> **Problem**: From the entries below, give the number of lines where the word "detail" occurs, and nothing else.
[Excerpted data Boundary: Start]
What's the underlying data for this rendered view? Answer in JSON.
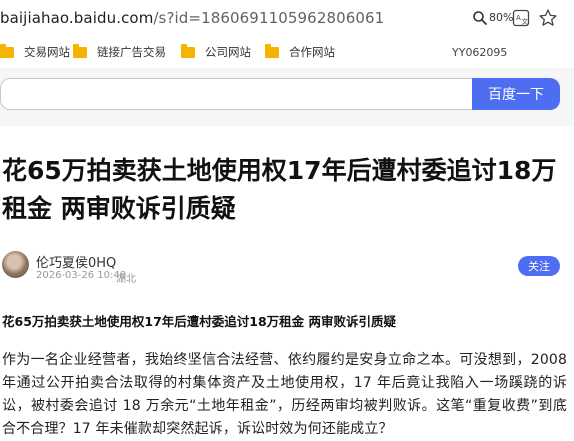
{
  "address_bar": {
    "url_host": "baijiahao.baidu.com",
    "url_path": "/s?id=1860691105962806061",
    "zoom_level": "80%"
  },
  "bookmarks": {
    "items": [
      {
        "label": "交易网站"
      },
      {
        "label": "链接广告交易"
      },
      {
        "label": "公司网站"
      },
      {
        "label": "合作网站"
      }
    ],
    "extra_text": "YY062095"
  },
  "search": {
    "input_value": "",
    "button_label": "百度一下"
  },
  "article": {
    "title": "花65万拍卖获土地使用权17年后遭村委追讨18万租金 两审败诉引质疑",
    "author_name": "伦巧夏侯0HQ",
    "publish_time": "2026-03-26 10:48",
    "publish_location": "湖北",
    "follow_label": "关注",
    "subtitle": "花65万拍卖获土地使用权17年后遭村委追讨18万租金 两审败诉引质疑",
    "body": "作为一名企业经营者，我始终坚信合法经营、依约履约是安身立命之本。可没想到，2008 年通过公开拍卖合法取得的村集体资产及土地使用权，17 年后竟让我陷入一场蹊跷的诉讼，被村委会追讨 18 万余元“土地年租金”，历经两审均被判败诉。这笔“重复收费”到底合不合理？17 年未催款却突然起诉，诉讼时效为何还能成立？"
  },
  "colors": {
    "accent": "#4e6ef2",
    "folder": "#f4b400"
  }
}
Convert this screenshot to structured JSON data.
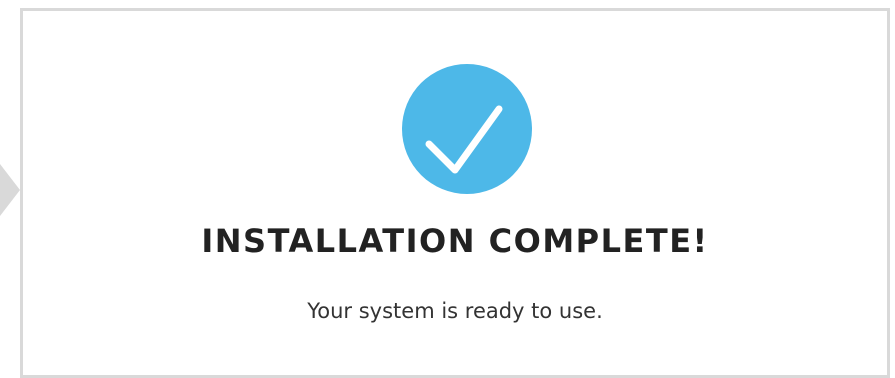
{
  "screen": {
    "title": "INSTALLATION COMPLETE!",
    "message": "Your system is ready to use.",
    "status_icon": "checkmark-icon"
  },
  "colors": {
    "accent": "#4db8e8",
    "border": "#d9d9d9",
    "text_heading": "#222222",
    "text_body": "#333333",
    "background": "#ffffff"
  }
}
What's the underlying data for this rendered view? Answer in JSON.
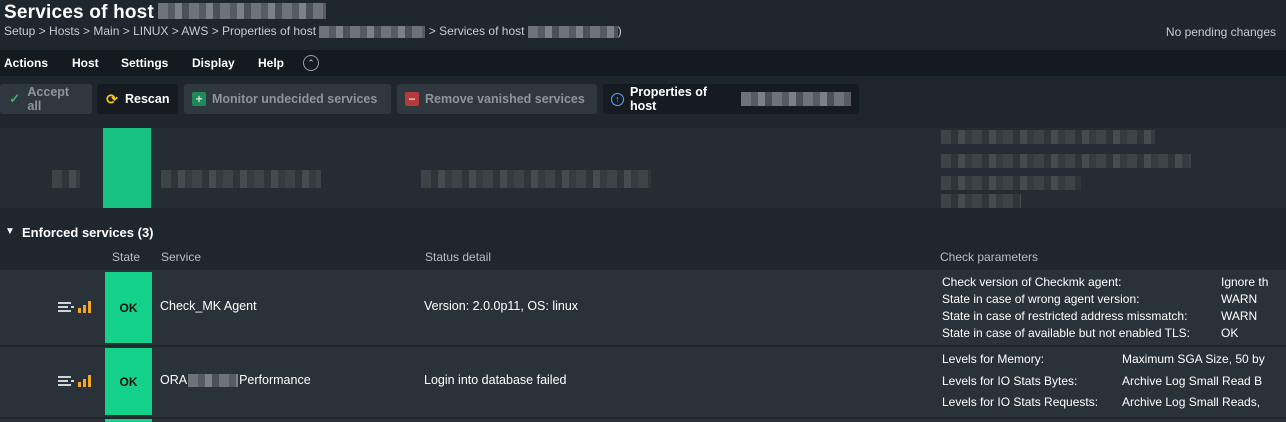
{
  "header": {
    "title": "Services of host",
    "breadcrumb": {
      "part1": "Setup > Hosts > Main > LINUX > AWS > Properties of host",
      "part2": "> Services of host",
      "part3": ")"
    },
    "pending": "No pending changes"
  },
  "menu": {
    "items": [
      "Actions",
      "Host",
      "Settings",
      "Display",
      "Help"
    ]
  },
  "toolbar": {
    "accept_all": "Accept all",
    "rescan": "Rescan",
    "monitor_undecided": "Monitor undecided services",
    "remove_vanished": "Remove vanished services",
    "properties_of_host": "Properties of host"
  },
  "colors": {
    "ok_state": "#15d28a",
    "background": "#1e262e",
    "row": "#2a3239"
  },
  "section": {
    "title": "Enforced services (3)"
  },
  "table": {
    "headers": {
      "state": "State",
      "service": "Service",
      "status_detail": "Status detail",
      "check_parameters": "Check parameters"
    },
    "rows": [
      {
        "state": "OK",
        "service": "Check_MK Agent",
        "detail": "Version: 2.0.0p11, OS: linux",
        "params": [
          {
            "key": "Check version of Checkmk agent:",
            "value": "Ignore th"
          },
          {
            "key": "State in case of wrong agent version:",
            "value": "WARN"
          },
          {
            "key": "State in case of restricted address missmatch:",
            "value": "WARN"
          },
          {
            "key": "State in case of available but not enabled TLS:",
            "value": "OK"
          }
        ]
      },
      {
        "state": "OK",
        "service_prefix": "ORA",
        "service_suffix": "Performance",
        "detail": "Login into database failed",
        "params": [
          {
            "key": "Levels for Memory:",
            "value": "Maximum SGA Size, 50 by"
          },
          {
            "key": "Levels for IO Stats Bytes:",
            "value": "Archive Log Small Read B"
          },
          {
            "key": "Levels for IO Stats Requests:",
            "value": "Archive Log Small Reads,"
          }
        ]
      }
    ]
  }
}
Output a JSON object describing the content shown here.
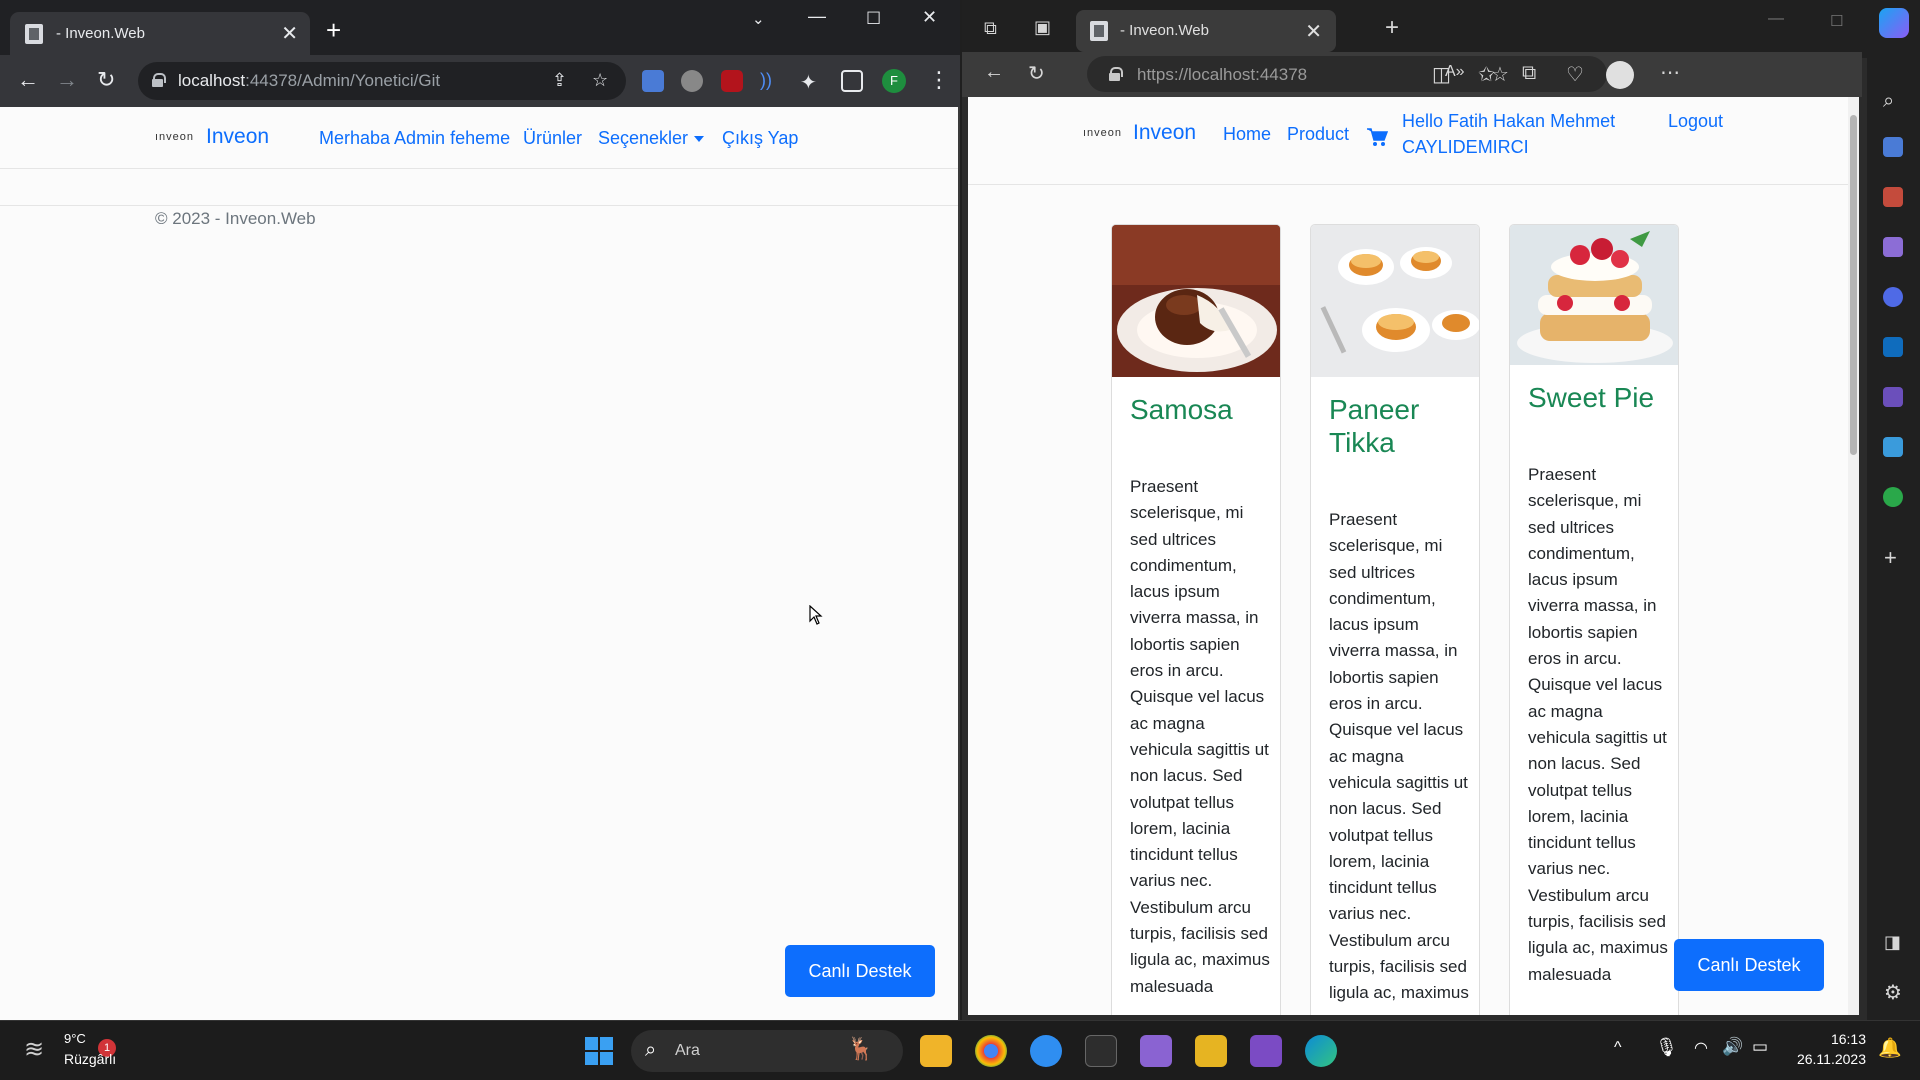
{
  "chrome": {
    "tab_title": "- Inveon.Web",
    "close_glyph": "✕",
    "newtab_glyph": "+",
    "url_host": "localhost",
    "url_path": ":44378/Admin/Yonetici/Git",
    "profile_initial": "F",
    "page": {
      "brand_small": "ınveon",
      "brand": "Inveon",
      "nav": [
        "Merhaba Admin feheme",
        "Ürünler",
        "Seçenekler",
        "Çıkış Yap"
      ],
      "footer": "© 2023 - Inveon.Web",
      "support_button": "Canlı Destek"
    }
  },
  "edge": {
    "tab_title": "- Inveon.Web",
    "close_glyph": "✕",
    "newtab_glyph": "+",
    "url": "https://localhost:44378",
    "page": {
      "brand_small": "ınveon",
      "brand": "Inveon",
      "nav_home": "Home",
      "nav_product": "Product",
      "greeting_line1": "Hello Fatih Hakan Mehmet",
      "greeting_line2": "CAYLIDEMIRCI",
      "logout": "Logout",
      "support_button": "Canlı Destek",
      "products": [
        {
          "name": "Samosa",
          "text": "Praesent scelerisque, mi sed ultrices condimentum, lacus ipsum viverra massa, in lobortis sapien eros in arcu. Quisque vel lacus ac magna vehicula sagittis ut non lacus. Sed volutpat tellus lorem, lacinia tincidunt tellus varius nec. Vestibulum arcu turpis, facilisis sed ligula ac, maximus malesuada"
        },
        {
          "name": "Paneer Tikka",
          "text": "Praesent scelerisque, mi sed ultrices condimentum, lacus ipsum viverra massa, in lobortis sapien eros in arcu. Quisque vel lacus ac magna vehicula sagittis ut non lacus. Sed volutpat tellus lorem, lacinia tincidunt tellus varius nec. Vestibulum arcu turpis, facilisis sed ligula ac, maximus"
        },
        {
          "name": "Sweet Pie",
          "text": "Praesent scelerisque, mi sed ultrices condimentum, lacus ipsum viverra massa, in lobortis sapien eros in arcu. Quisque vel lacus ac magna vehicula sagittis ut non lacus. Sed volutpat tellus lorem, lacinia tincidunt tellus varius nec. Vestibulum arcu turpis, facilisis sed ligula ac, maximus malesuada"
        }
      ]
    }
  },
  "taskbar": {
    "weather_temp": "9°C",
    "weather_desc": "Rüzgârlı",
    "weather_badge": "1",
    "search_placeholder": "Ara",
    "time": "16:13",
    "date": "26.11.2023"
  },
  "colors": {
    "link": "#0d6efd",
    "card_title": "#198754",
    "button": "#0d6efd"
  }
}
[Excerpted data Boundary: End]
> **Exercise answer**: 3